EXERCISE —
Look for "Печать" in each line of the records, and copy the lines that have it.

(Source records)
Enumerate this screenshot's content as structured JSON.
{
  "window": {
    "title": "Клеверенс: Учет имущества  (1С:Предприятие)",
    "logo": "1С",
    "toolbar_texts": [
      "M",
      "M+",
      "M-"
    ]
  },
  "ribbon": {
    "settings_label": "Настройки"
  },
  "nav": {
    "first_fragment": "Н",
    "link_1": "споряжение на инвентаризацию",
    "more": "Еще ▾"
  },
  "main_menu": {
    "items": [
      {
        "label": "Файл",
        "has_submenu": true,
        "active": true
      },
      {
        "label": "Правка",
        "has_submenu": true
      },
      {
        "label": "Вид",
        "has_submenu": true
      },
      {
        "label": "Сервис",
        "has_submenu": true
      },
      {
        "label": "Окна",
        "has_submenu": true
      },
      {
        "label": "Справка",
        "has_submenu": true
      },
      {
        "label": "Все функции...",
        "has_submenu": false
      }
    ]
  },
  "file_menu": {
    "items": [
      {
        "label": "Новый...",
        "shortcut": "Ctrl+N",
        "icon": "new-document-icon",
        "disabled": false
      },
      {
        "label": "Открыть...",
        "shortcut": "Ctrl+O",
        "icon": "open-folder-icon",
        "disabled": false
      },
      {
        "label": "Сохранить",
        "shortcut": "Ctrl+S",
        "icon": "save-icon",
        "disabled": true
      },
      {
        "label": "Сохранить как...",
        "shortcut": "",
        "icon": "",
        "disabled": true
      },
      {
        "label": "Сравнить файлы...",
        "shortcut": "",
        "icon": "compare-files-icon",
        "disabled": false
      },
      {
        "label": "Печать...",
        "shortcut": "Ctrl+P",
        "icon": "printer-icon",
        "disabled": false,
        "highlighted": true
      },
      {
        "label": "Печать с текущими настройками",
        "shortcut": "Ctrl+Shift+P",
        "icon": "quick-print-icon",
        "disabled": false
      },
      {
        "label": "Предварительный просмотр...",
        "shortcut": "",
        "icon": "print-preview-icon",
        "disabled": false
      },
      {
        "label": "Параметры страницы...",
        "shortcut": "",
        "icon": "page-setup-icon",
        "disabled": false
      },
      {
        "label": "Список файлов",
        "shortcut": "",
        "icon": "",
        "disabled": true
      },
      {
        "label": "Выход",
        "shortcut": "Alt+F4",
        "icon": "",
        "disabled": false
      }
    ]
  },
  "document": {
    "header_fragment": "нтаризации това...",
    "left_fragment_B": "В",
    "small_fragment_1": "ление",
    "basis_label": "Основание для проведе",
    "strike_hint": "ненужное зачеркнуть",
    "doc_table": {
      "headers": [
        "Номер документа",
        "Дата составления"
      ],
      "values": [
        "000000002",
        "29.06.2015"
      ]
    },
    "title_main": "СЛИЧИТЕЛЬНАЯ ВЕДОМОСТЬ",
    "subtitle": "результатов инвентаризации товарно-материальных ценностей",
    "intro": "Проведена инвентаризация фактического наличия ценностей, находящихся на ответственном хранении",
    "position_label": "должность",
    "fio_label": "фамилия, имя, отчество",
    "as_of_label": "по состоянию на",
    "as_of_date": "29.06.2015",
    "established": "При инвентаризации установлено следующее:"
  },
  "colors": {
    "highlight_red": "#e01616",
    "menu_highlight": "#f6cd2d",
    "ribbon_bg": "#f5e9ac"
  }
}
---
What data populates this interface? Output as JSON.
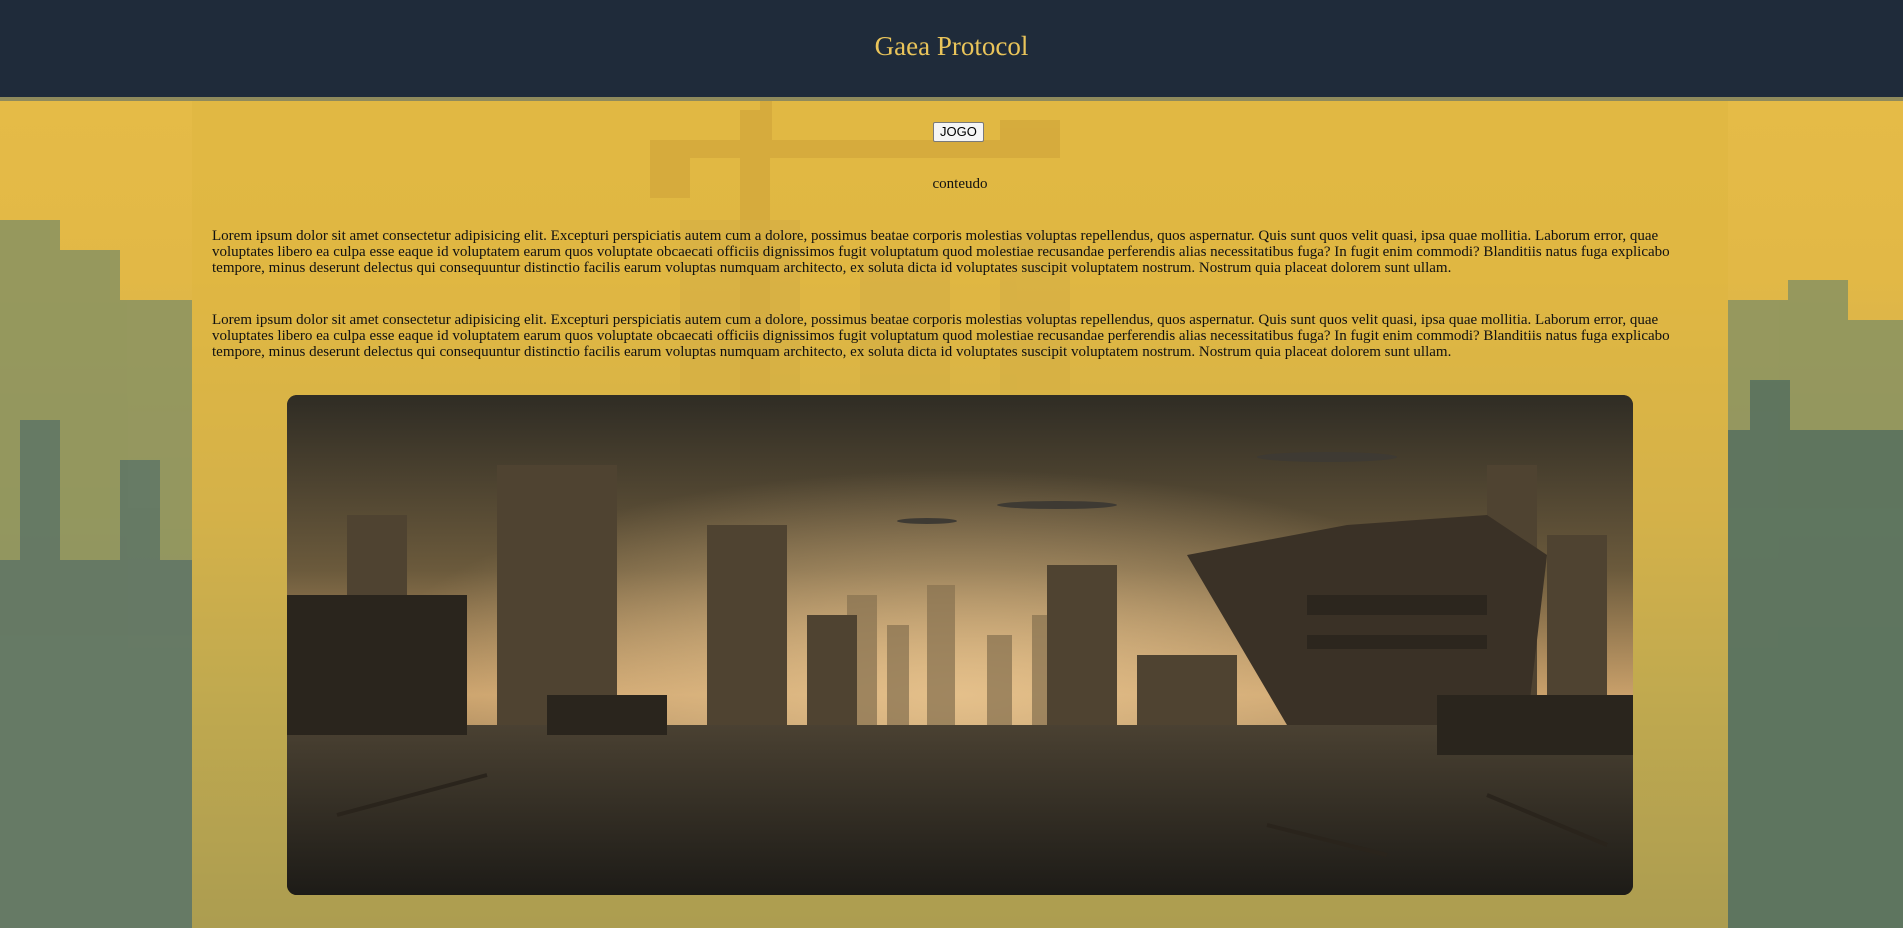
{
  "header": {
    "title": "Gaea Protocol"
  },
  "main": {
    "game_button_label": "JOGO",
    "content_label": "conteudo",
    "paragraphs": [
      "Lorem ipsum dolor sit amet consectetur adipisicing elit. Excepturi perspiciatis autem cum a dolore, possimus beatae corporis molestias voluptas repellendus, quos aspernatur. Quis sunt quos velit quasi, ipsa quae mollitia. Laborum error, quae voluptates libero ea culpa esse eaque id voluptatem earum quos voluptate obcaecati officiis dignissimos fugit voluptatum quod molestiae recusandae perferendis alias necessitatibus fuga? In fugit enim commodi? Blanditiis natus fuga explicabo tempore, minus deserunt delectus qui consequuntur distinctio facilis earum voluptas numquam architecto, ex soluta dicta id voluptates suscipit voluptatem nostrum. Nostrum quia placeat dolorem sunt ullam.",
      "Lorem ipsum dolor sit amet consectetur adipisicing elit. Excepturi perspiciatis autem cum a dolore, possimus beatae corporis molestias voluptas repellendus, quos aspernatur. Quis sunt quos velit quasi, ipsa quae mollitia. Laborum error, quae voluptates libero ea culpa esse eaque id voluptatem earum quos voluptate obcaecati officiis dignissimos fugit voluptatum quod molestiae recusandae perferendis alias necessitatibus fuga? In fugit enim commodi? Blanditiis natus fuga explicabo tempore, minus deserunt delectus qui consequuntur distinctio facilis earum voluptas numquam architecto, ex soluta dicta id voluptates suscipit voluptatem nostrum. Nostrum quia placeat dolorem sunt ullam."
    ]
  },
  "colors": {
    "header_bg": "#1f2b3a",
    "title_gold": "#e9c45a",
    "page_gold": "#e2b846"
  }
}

YOUR RESPONSE —
        "label": "Печать...",
        "label": "Печать с текущими настройками",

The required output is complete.